The Who guitarist Pete Townshend has warned music fans against potential hearing damage caused by headphones as portable players become more popular.
Townshend is recording a new album for a Who tour this year
The 60-year-old said studio headphones caused his hearing problems, rather than playing loudly on stage.
"I have unwittingly helped to invent and refine a type of music that makes its principal proponents deaf," Townshend wrote on his website.
"My intuition tells me there is terrible trouble ahead."
Townshend, who is preparing to tour with the Who this year, said he discovered he had "badly damaged" his hearing in the 1970s.
"My ears are ringing, loudly," he wrote. "My own particular kind of damage was caused by using earphones in the recording studio, not playing loud on stage."
He said he must take 36-hour hearing rests while recording a new album with fellow Who member Roger Daltrey, breaks he describes as "frustrating and agonising, but compulsory".
Townshend said late bandmate John Entwistle also suffered hearing problems, causing him to play out of time at a Who concert in 2000.
"Hearing loss is a terrible thing because it cannot be repaired," he wrote.
"If you use an iPod or anything like it, or your child uses one, you may be OK. It may only be studio earphones that cause bad damage."
But he added that headphone use will increase because "the computer is now central to our world".
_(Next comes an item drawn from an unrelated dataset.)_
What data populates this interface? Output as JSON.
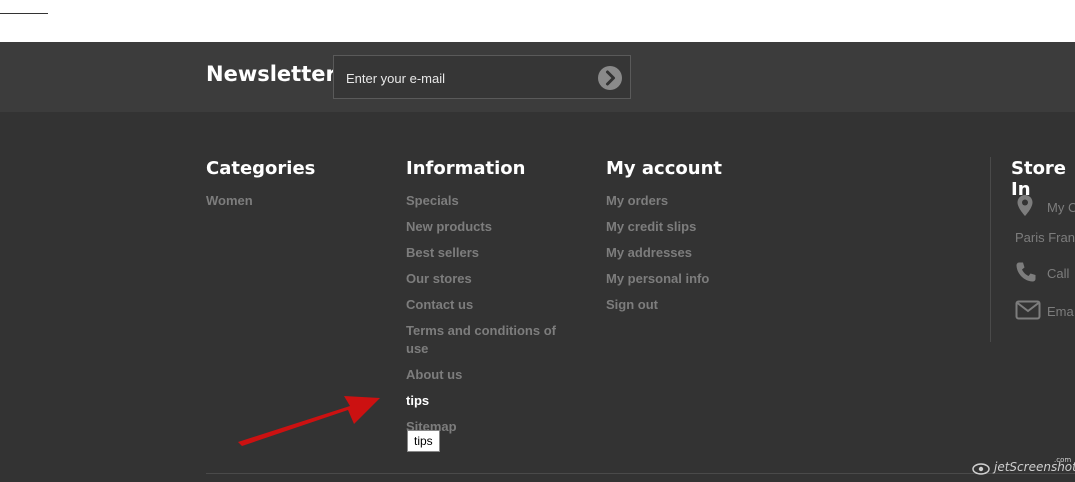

"The downside may be that on our computers - for privacy, for respect to family and co-workers, and for convenience - we use earphones at almost every stage of interaction with sound."